Rescue excavation work started by the Ministry of Antiquities last Wednesday, the 11th of December, unearthed a rare royal ka‑statue of King Ramses II near the temple of the god Ptah in Mit Rahina. Excavation work is being carried out in a plot of land owned by a citizen who was arrested by the Tourism and Antiquities Police in early December, on charges of illegal excavation that led to the discovery of large stone blocks from an ancient structure immersed in groundwater.
According to Dr. Mustafa Waziri, Secretary General of the Supreme Council of Antiquities, the archaeological rescue mission discovered the upper part of a rare pink granite royal ka‑statue of King Ramses II. In ancient Egyptian religion, the ka was a representation of the vitality and spirit of a person.

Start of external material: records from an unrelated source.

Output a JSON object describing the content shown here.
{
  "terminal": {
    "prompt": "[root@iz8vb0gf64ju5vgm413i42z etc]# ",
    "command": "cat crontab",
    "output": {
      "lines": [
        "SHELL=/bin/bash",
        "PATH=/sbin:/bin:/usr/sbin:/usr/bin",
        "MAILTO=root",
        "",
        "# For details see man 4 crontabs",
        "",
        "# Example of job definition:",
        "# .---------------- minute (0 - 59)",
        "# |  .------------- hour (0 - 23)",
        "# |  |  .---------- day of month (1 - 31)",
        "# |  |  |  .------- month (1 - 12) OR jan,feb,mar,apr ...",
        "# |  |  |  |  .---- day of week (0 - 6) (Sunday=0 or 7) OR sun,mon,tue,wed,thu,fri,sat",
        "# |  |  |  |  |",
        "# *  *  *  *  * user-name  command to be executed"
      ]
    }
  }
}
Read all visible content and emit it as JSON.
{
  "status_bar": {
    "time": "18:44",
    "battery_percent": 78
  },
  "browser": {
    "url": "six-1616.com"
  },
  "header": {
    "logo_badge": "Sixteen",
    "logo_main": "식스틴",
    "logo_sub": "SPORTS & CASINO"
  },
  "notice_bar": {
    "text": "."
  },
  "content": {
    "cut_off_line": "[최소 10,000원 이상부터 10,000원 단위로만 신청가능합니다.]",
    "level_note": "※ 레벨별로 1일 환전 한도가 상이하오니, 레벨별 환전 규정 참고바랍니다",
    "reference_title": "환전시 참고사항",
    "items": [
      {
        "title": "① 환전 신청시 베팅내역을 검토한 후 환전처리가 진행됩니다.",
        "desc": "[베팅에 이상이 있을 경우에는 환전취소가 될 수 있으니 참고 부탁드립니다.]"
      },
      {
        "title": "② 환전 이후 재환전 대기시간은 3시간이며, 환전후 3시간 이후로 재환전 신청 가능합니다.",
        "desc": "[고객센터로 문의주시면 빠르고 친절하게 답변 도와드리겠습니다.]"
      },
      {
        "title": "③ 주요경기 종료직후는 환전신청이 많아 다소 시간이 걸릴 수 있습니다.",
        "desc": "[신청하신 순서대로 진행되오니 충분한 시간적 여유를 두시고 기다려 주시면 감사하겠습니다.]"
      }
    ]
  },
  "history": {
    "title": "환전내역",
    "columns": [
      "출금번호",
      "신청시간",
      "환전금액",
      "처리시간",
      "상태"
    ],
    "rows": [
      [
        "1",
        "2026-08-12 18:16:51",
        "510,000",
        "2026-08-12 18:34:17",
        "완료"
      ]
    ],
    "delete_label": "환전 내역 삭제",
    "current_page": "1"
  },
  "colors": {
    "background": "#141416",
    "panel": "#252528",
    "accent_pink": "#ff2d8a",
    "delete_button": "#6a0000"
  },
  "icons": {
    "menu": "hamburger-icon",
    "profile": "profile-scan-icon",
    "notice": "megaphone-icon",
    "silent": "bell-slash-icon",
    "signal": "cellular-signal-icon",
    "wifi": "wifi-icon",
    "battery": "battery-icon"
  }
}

Dr. Waziri stressed the extreme rarity of this discovery, referring to the fact that this statue is the first granite royal ka‑statue ever discovered. Thus far, the only known royal ka‑statue was the wooden one of the Thirteenth‑Dynasty king Auibre Hor, which is currently on display in the Egyptian Museum on Tahrir Square.
The discovered part of the statue is 105 cm in height, 55 cm in width, and 45 cm thick. King Ramses II is depicted wearing a wig and the symbol of the ka on his head, which consists of two upraised arms. The statue's back pillar is inscribed with the Horus Name of Ramses II, Ka‑nakht‑mery‑Maat, which means "The Strong Bull, Beloved of Maat".
The statue and the large number of blocks of the ancient structure discovered by the rescue excavations were transported to the open‑air museum in Mit Rahina to undergo the restoration work necessary for their preservation. These pink granite and limestone blocks bearing hieroglyphic inscriptions and the cartouches of King Ramses II depict Ptah, the god of the city of Memphis, and likely formed a part of his main temple in this great city. Also carved on these blocks are depictions of this king participating in the Sed Festival.